There has been an increase in volunteers making masks at home, and even a Connecticut hospital is now accepting mask donations.
If you want to make your own, The New York Times offers instructions.
Here’s the latest on the coronavirus in Connecticut...
- The peak of coronavirus cases is still at least a week away from Connecticut.
- Connecticut is facing a $500 million budget deficit at the end of the fiscal year.
- New retail shopping regulations are in place, including the number of people in store and creating one-way aisles where appropriate.
By The Numbers
All numbers are as of April 2 at 7 p.m.
- 112 deaths from COVID-19
- 3,824 confirmed cases
- Fairfield County: 2,132
- New Haven County: 647
- Hartford County: 539
- Litchfield County: 141
- Middlesex County: 74
- Tolland County: 67
- New London County: 29
- Windham County: 21
- Pending address validation: 174
- More than 18,300 people tested
- The ACLU of Connecticut is suing the Department of Correction on behalf of several inmates seeking to be released from prison. “People who are incarcerated in Connecticut are in imminent danger from COVID-19. The longer Connecticut fails to act to protect them, the closer our state comes to a deadly and unconstitutional disaster,” said Dan Barrett, the ACLU of Connecticut’s legal director. Separately, there are calls for Gov. Ned Lamont to release juveniles in detention. At least three youth have tested positive for COVID-19 at a facility in Hartford.

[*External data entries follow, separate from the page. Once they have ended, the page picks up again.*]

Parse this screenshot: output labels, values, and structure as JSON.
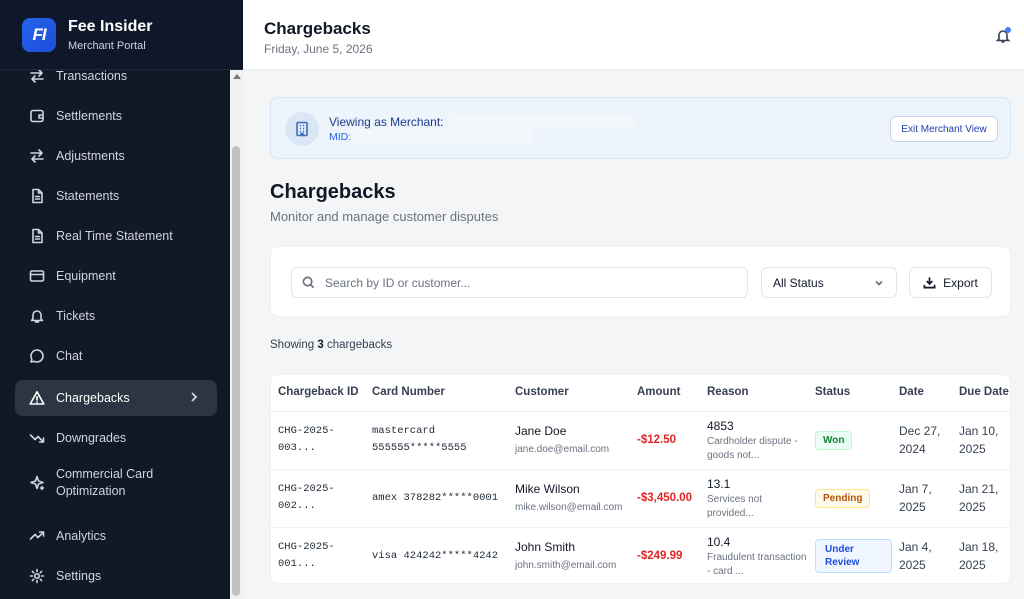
{
  "app": {
    "brand_logo": "FI",
    "brand_name": "Fee Insider",
    "brand_sub": "Merchant Portal"
  },
  "sidebar": {
    "items": [
      {
        "label": "Transactions",
        "icon": "arrows-icon"
      },
      {
        "label": "Settlements",
        "icon": "wallet-icon"
      },
      {
        "label": "Adjustments",
        "icon": "arrows-icon"
      },
      {
        "label": "Statements",
        "icon": "document-icon"
      },
      {
        "label": "Real Time Statement",
        "icon": "document-icon"
      },
      {
        "label": "Equipment",
        "icon": "card-icon"
      },
      {
        "label": "Tickets",
        "icon": "bell-icon"
      },
      {
        "label": "Chat",
        "icon": "chat-icon"
      },
      {
        "label": "Chargebacks",
        "icon": "warning-icon",
        "active": true
      },
      {
        "label": "Downgrades",
        "icon": "trend-down-icon"
      },
      {
        "label": "Commercial Card Optimization",
        "icon": "sparkle-icon"
      },
      {
        "label": "Analytics",
        "icon": "trend-up-icon"
      },
      {
        "label": "Settings",
        "icon": "gear-icon"
      }
    ]
  },
  "header": {
    "title": "Chargebacks",
    "date": "Friday, June 5, 2026"
  },
  "banner": {
    "viewing_label": "Viewing as Merchant:",
    "mid_label": "MID:",
    "exit_label": "Exit Merchant View"
  },
  "page": {
    "heading": "Chargebacks",
    "subtitle": "Monitor and manage customer disputes"
  },
  "filters": {
    "search_placeholder": "Search by ID or customer...",
    "status_value": "All Status",
    "export_label": "Export"
  },
  "summary": {
    "prefix": "Showing",
    "count": "3",
    "suffix": "chargebacks"
  },
  "table": {
    "headers": [
      "Chargeback ID",
      "Card Number",
      "Customer",
      "Amount",
      "Reason",
      "Status",
      "Date",
      "Due Date"
    ],
    "rows": [
      {
        "id": "CHG-2025-003...",
        "card": "mastercard 555555*****5555",
        "customer_name": "Jane Doe",
        "customer_email": "jane.doe@email.com",
        "amount": "-$12.50",
        "reason_code": "4853",
        "reason_desc": "Cardholder dispute - goods not...",
        "status": "Won",
        "date": "Dec 27, 2024",
        "due_date": "Jan 10, 2025"
      },
      {
        "id": "CHG-2025-002...",
        "card": "amex 378282*****0001",
        "customer_name": "Mike Wilson",
        "customer_email": "mike.wilson@email.com",
        "amount": "-$3,450.00",
        "reason_code": "13.1",
        "reason_desc": "Services not provided...",
        "status": "Pending",
        "date": "Jan 7, 2025",
        "due_date": "Jan 21, 2025"
      },
      {
        "id": "CHG-2025-001...",
        "card": "visa 424242*****4242",
        "customer_name": "John Smith",
        "customer_email": "john.smith@email.com",
        "amount": "-$249.99",
        "reason_code": "10.4",
        "reason_desc": "Fraudulent transaction - card ...",
        "status": "Under Review",
        "date": "Jan 4, 2025",
        "due_date": "Jan 18, 2025"
      }
    ]
  },
  "colors": {
    "sidebar_bg": "#111827",
    "accent": "#2563eb",
    "amount_negative": "#dc2626",
    "status_won": "#15803d",
    "status_pending": "#b45309",
    "status_review": "#1d4ed8"
  }
}
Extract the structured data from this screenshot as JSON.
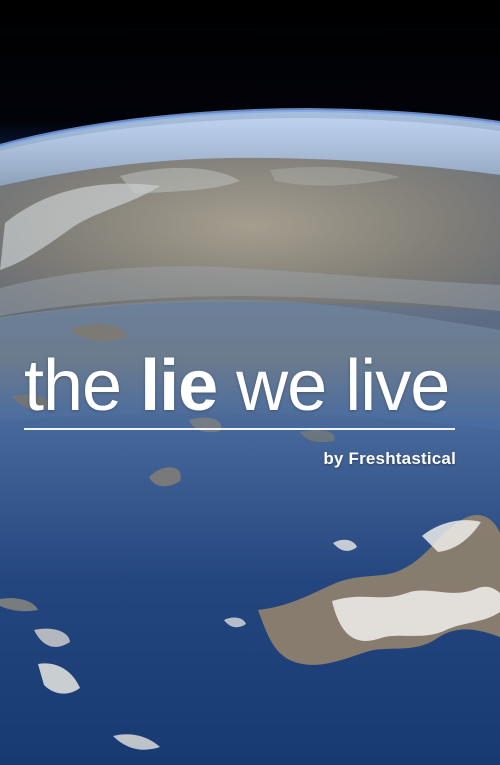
{
  "poster": {
    "title": {
      "part1": "the ",
      "emphasis": "lie",
      "part2": " we live"
    },
    "byline": "by Freshtastical"
  },
  "colors": {
    "space": "#02030a",
    "atmosphere": "#4d78b8",
    "ocean_light": "#365c96",
    "ocean_deep": "#213f78",
    "land": "#8e8676",
    "cloud": "#f4f4f4",
    "text": "#ffffff"
  }
}
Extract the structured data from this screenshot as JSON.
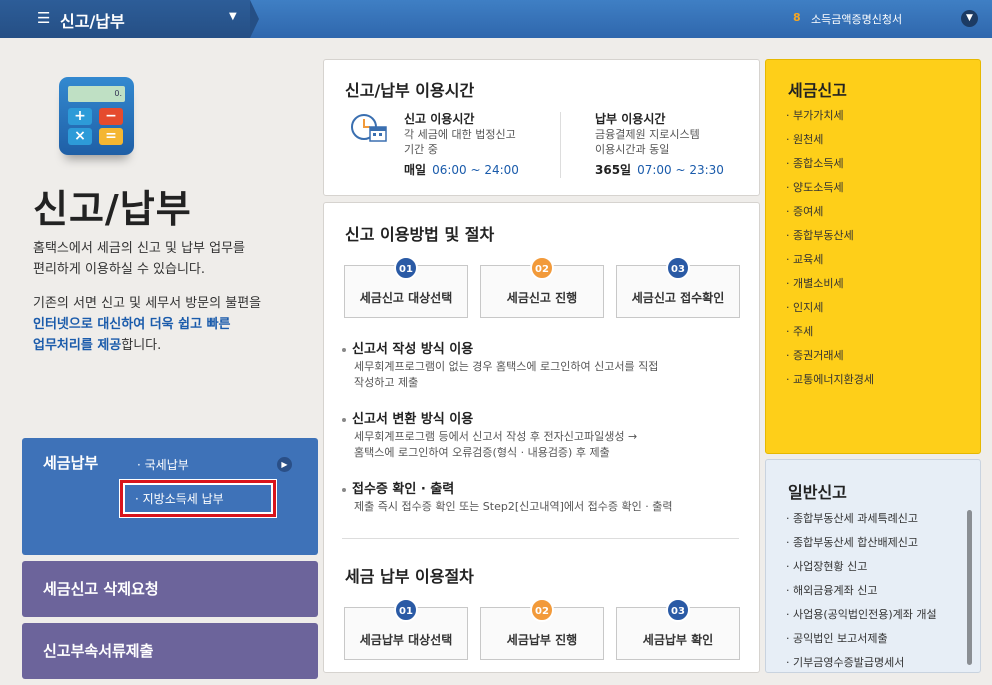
{
  "header": {
    "menu_title": "신고/납부",
    "recent_count": "8",
    "recent_label": "소득금액증명신청서"
  },
  "left": {
    "calc_screen": "0.",
    "title": "신고/납부",
    "desc1": "홈택스에서 세금의 신고 및 납부 업무를",
    "desc2": "편리하게 이용하실 수 있습니다.",
    "desc3": "기존의 서면 신고 및 세무서 방문의 불편을",
    "desc4_em": "인터넷으로 대신하여 더욱 쉽고 빠른",
    "desc5_em": "업무처리를 제공",
    "desc5_tail": "합니다.",
    "pay_title": "세금납부",
    "pay_item1": "· 국세납부",
    "pay_item2": "· 지방소득세 납부",
    "delete_request": "세금신고 삭제요청",
    "attach_submit": "신고부속서류제출"
  },
  "hours": {
    "title": "신고/납부 이용시간",
    "report_label": "신고 이용시간",
    "report_desc1": "각 세금에 대한 법정신고",
    "report_desc2": "기간 중",
    "report_time_label": "매일",
    "report_time": "06:00 ~ 24:00",
    "pay_label": "납부 이용시간",
    "pay_desc1": "금융결제원 지로시스템",
    "pay_desc2": "이용시간과 동일",
    "pay_time_label": "365일",
    "pay_time": "07:00 ~ 23:30"
  },
  "procedure": {
    "title": "신고 이용방법 및 절차",
    "steps": [
      {
        "num": "01",
        "label": "세금신고 대상선택"
      },
      {
        "num": "02",
        "label": "세금신고 진행"
      },
      {
        "num": "03",
        "label": "세금신고 접수확인"
      }
    ],
    "m1_title": "신고서 작성 방식 이용",
    "m1_text1": "세무회계프로그램이 없는 경우 홈택스에 로그인하여 신고서를 직접",
    "m1_text2": "작성하고 제출",
    "m2_title": "신고서 변환 방식 이용",
    "m2_text1": "세무회계프로그램 등에서 신고서 작성 후 전자신고파일생성 →",
    "m2_text2": "홈택스에 로그인하여 오류검증(형식 · 내용검증) 후 제출",
    "m3_title": "접수증 확인 · 출력",
    "m3_text1": "제출 즉시 접수증 확인 또는 Step2[신고내역]에서 접수증 확인 · 출력",
    "pay_title": "세금 납부 이용절차",
    "pay_steps": [
      {
        "num": "01",
        "label": "세금납부 대상선택"
      },
      {
        "num": "02",
        "label": "세금납부 진행"
      },
      {
        "num": "03",
        "label": "세금납부 확인"
      }
    ]
  },
  "tax_report": {
    "title": "세금신고",
    "items": [
      "부가가치세",
      "원천세",
      "종합소득세",
      "양도소득세",
      "증여세",
      "종합부동산세",
      "교육세",
      "개별소비세",
      "인지세",
      "주세",
      "증권거래세",
      "교통에너지환경세"
    ]
  },
  "general_report": {
    "title": "일반신고",
    "items": [
      "종합부동산세 과세특례신고",
      "종합부동산세 합산배제신고",
      "사업장현황 신고",
      "해외금융계좌 신고",
      "사업용(공익법인전용)계좌 개설",
      "공익법인 보고서제출",
      "기부금영수증발급명세서"
    ]
  }
}
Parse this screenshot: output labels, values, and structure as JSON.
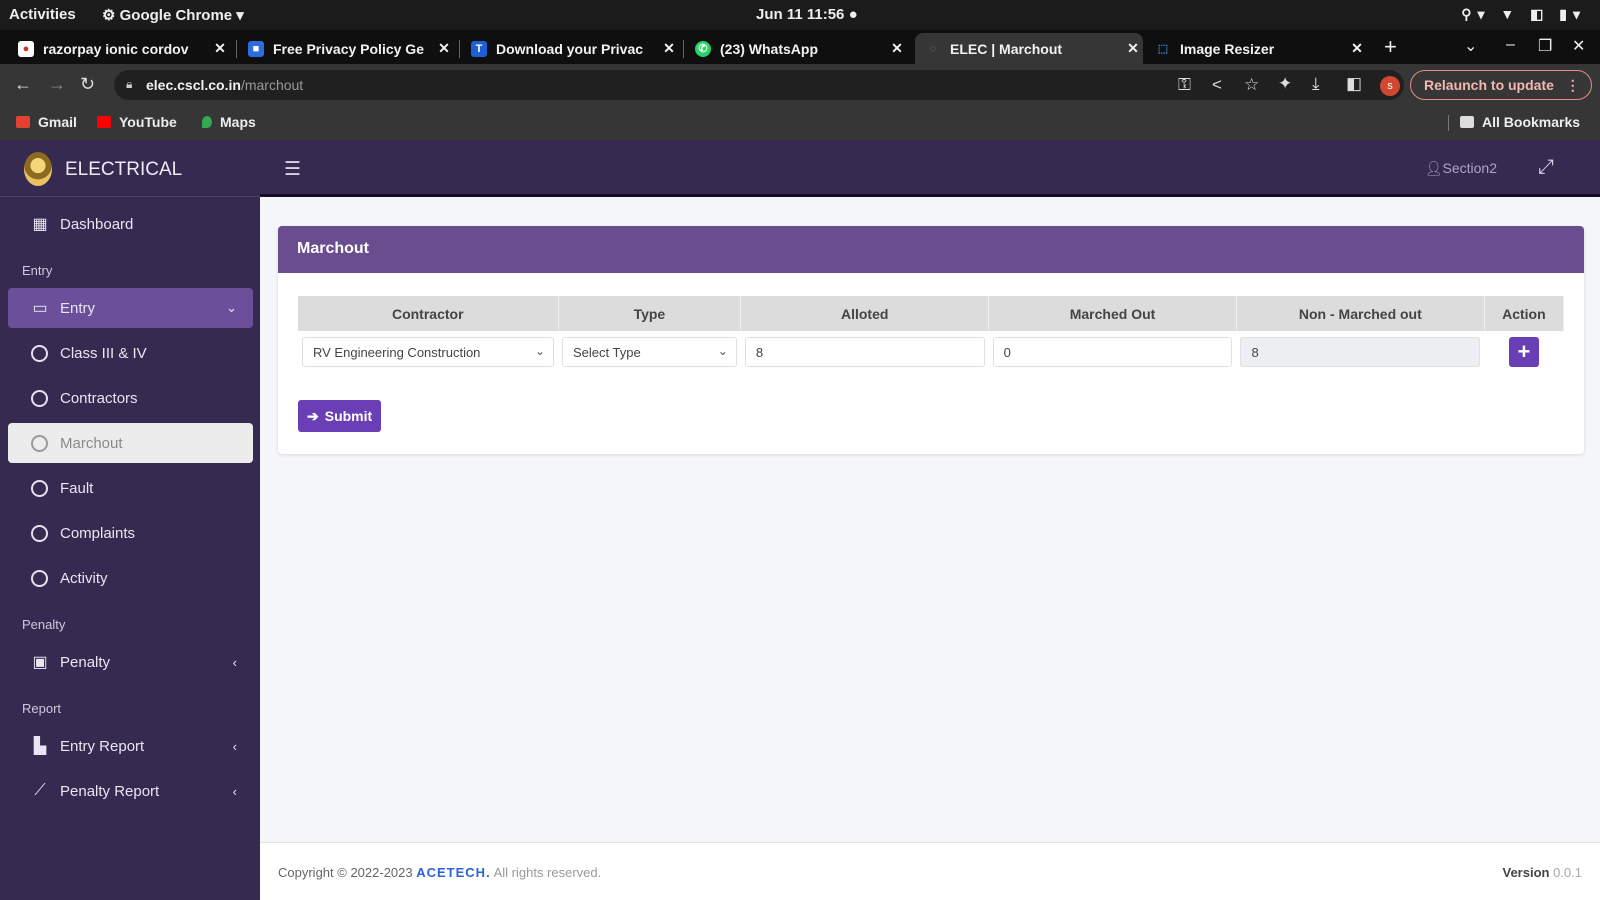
{
  "os": {
    "activities": "Activities",
    "app_menu": "⚙ Google Chrome ▾",
    "clock": "Jun 11  11:56  ●"
  },
  "tabs": [
    {
      "title": "razorpay ionic cordov",
      "fav_color": "#ffffff",
      "fav_glyph": "●"
    },
    {
      "title": "Free Privacy Policy Ge",
      "fav_color": "#2d6cdf",
      "fav_glyph": "■"
    },
    {
      "title": "Download your Privac",
      "fav_color": "#1f5fd6",
      "fav_glyph": "T"
    },
    {
      "title": "(23) WhatsApp",
      "fav_color": "#25d366",
      "fav_glyph": "✆"
    },
    {
      "title": "ELEC | Marchout",
      "fav_color": "#5a5a5a",
      "fav_glyph": "◌"
    },
    {
      "title": "Image Resizer",
      "fav_color": "#2a8de0",
      "fav_glyph": "⬚"
    }
  ],
  "address": {
    "host": "elec.cscl.co.in",
    "path": "/marchout",
    "relaunch": "Relaunch to update",
    "profile_initial": "s"
  },
  "bookmarks": [
    {
      "label": "Gmail",
      "color": "#e34133"
    },
    {
      "label": "YouTube",
      "color": "#ff0000"
    },
    {
      "label": "Maps",
      "color": "#34a853"
    }
  ],
  "all_bookmarks": "All Bookmarks",
  "sidebar": {
    "brand": "ELECTRICAL",
    "dashboard": "Dashboard",
    "groups": {
      "entry": "Entry",
      "penalty": "Penalty",
      "report": "Report"
    },
    "entry_menu": "Entry",
    "entry_items": [
      "Class III & IV",
      "Contractors",
      "Marchout",
      "Fault",
      "Complaints",
      "Activity"
    ],
    "penalty_menu": "Penalty",
    "entry_report": "Entry Report",
    "penalty_report": "Penalty Report"
  },
  "navbar": {
    "user": "Section2"
  },
  "card": {
    "title": "Marchout",
    "columns": [
      "Contractor",
      "Type",
      "Alloted",
      "Marched Out",
      "Non - Marched out",
      "Action"
    ],
    "row": {
      "contractor": "RV Engineering Construction",
      "type": "Select Type",
      "alloted": "8",
      "marched_out": "0",
      "non_marched_out": "8"
    },
    "submit": "Submit"
  },
  "footer": {
    "copyright": "Copyright © 2022-2023",
    "brand": "ACETECH.",
    "rights": "All rights reserved.",
    "version_label": "Version",
    "version": "0.0.1"
  }
}
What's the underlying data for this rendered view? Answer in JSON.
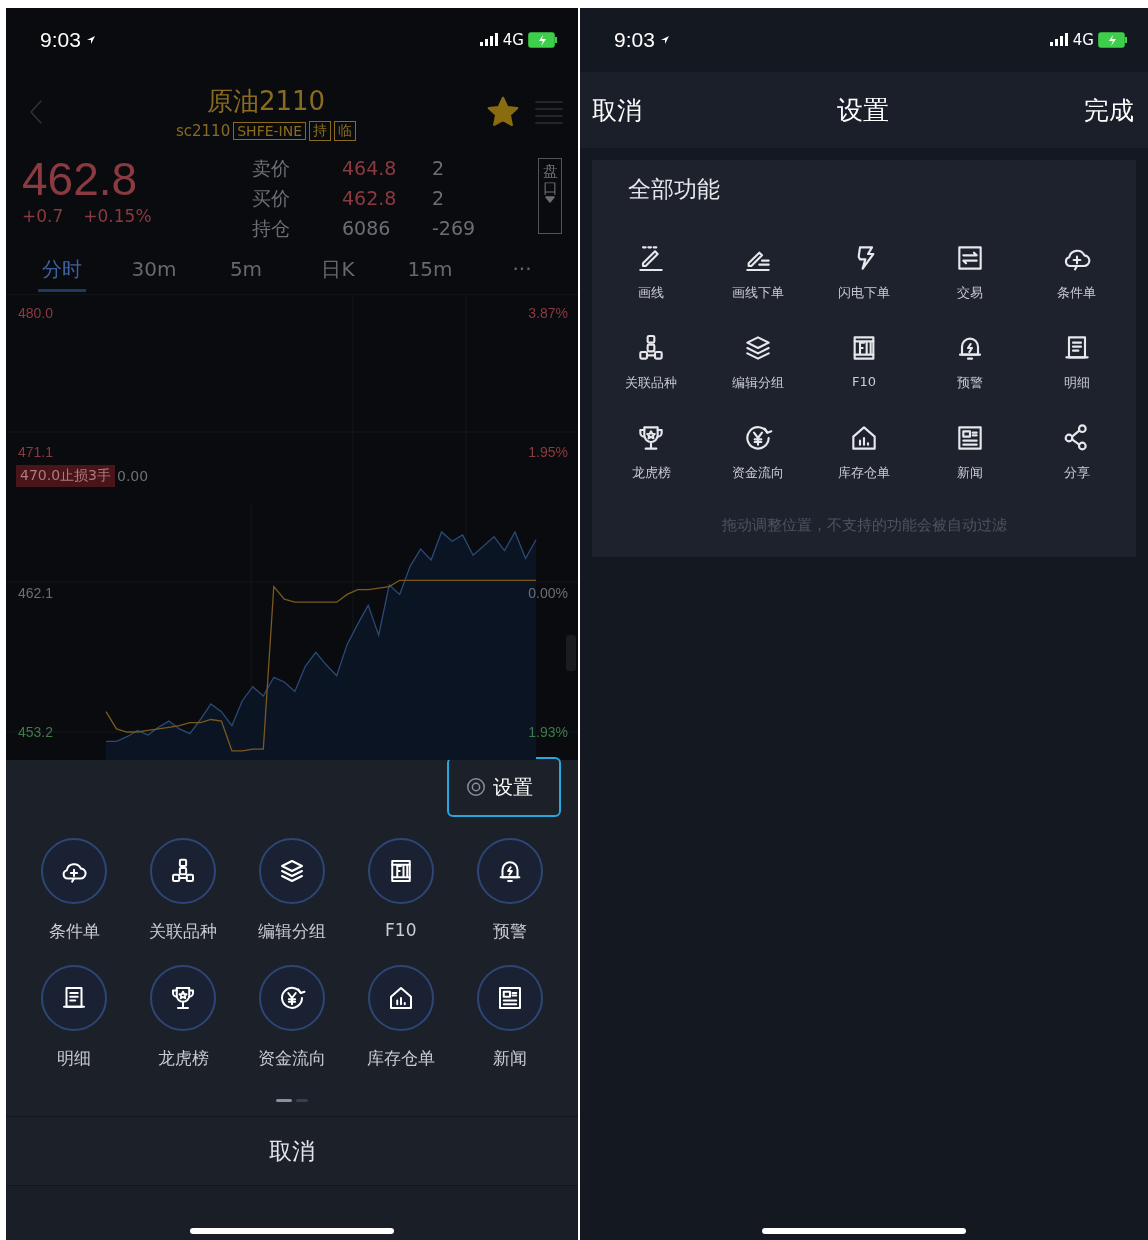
{
  "left_screen": {
    "status_bar": {
      "time": "9:03",
      "network": "4G"
    },
    "header": {
      "title": "原油2110",
      "code": "sc2110",
      "tags": [
        "SHFE-INE",
        "持",
        "临"
      ],
      "favorite": true
    },
    "quote": {
      "price": "462.8",
      "change": "+0.7",
      "change_percent": "+0.15%",
      "side_button": "盘口",
      "rows": [
        {
          "label": "卖价",
          "price": "464.8",
          "volume": "2"
        },
        {
          "label": "买价",
          "price": "462.8",
          "volume": "2"
        },
        {
          "label": "持仓",
          "price": "6086",
          "volume": "-269"
        }
      ]
    },
    "period_tabs": [
      {
        "label": "分时",
        "selected": true
      },
      {
        "label": "30m",
        "selected": false
      },
      {
        "label": "5m",
        "selected": false
      },
      {
        "label": "日K",
        "selected": false
      },
      {
        "label": "15m",
        "selected": false
      },
      {
        "label": "···",
        "selected": false
      }
    ],
    "chart": {
      "chart_data": {
        "type": "line",
        "ylim": [
          451.5,
          480.0
        ],
        "yticks": [
          {
            "value": 480.0,
            "label": "480.0"
          },
          {
            "value": 471.1,
            "label": "471.1"
          },
          {
            "value": 462.1,
            "label": "462.1"
          },
          {
            "value": 453.2,
            "label": "453.2"
          }
        ],
        "series": [
          {
            "color": "#2a4a78",
            "values": [
              452.6,
              452.6,
              452.9,
              453.3,
              453.0,
              453.5,
              453.9,
              453.4,
              453.1,
              454.0,
              455.0,
              454.5,
              453.6,
              455.2,
              456.1,
              455.5,
              456.7,
              456.4,
              455.8,
              457.4,
              458.3,
              457.5,
              456.8,
              458.8,
              460.1,
              461.3,
              459.4,
              462.6,
              462.0,
              463.8,
              464.9,
              464.2,
              466.0,
              465.4,
              465.8,
              464.5,
              465.1,
              465.7,
              464.8,
              466.0,
              464.3,
              465.5
            ]
          },
          {
            "color": "#7a5a1e",
            "values": [
              454.5,
              453.4,
              453.2,
              453.2,
              453.3,
              453.4,
              453.5,
              453.6,
              453.8,
              453.8,
              454.0,
              453.9,
              452.0,
              452.0,
              452.1,
              452.1,
              462.5,
              461.7,
              461.5,
              461.5,
              461.5,
              461.5,
              461.5,
              462.0,
              462.3,
              462.3,
              462.4,
              462.5,
              462.9,
              462.9,
              462.9,
              462.9,
              462.9,
              462.9,
              462.9,
              462.9,
              462.9,
              462.9,
              462.9,
              462.9,
              462.9,
              462.9
            ]
          }
        ]
      },
      "percent_labels": [
        "3.87%",
        "1.95%",
        "0.00%",
        "1.93%"
      ],
      "order_line": {
        "label": "470.0止损3手",
        "value": "0.00"
      }
    },
    "sheet": {
      "settings_button": "设置",
      "actions": [
        {
          "label": "条件单",
          "kind": "cloud"
        },
        {
          "label": "关联品种",
          "kind": "nodes"
        },
        {
          "label": "编辑分组",
          "kind": "layers"
        },
        {
          "label": "F10",
          "kind": "f10"
        },
        {
          "label": "预警",
          "kind": "bell"
        },
        {
          "label": "明细",
          "kind": "doc"
        },
        {
          "label": "龙虎榜",
          "kind": "trophy"
        },
        {
          "label": "资金流向",
          "kind": "yuan"
        },
        {
          "label": "库存仓单",
          "kind": "house"
        },
        {
          "label": "新闻",
          "kind": "news"
        }
      ],
      "page_dots": [
        {
          "selected": true
        },
        {
          "selected": false
        }
      ],
      "cancel": "取消"
    }
  },
  "right_screen": {
    "status_bar": {
      "time": "9:03",
      "network": "4G"
    },
    "nav": {
      "cancel": "取消",
      "title": "设置",
      "done": "完成"
    },
    "panel": {
      "title": "全部功能",
      "functions": [
        {
          "label": "画线",
          "kind": "pen"
        },
        {
          "label": "画线下单",
          "kind": "pen_order"
        },
        {
          "label": "闪电下单",
          "kind": "bolt"
        },
        {
          "label": "交易",
          "kind": "swap"
        },
        {
          "label": "条件单",
          "kind": "cloud"
        },
        {
          "label": "关联品种",
          "kind": "nodes"
        },
        {
          "label": "编辑分组",
          "kind": "layers"
        },
        {
          "label": "F10",
          "kind": "f10"
        },
        {
          "label": "预警",
          "kind": "bell"
        },
        {
          "label": "明细",
          "kind": "doc"
        },
        {
          "label": "龙虎榜",
          "kind": "trophy"
        },
        {
          "label": "资金流向",
          "kind": "yuan"
        },
        {
          "label": "库存仓单",
          "kind": "house"
        },
        {
          "label": "新闻",
          "kind": "news"
        },
        {
          "label": "分享",
          "kind": "share"
        }
      ],
      "hint": "拖动调整位置，不支持的功能会被自动过滤"
    }
  }
}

- Thousands of people in Connecticut have tested negative for COVID-19, but that doesn’t mean they don’t have it. One doctor advises that if you’ve likely been exposed to the coronavirus or have symptoms, assume you have the infection, even if you test negative.
- The virus is wreaking havoc on the state’s budget. Before all of this, Lamont said the state was expecting a revenue shortfall of $60 million for the fiscal year. Right now, the estimate stands at $500 million, and the peak of the virus is still at least a week off. “Almost all of that … is related to income tax and sales tax revenue going down,” Lamont said.
Other Reads On The Coronavirus
- The Coronavirus Is the World’s Only Superpower - Susan B. Glasser for The New Yorker
- What happens in Cooperstown if the kids of summer can't arrive? - Michael A. Fletcher for ESPN
- Volunteers Sew 400+ Masks - Emily Hays for The New Haven Independent
There seems to be a divide in the country: those with less free time than ever, and those who are bored out of the minds. I’m in the first category, but I know there are lots of people rewatching The Office for the 14th time.
Several services are offering free access to their products for people hunkering down at home.
- HBO is offering 500 hours of programming for free, including shows like The Wire, The Sopranos, VEEP and Silicon Valley.
- SiriusXM is free through its app through May 15. You can listen to everything from NPR and PRX to Howard Stern and The Beatles.
- Learn to play guitar through Fender with a free three-month trial. It should be enough to get a newbie started, but there are tons of great, local music instructors who are still doing lessons remotely during the coronavirus.
- Your local library! Although you can’t go in and pick out a new book, many libraries have digital services. My library in Lebanon recently joined Hoopla, which has e-books, audiobooks, graphic novels, music and movies for free to users with a library card. There are different services available, so check out what your library has to offer.
Stay safe. Stay sane. Stay distant.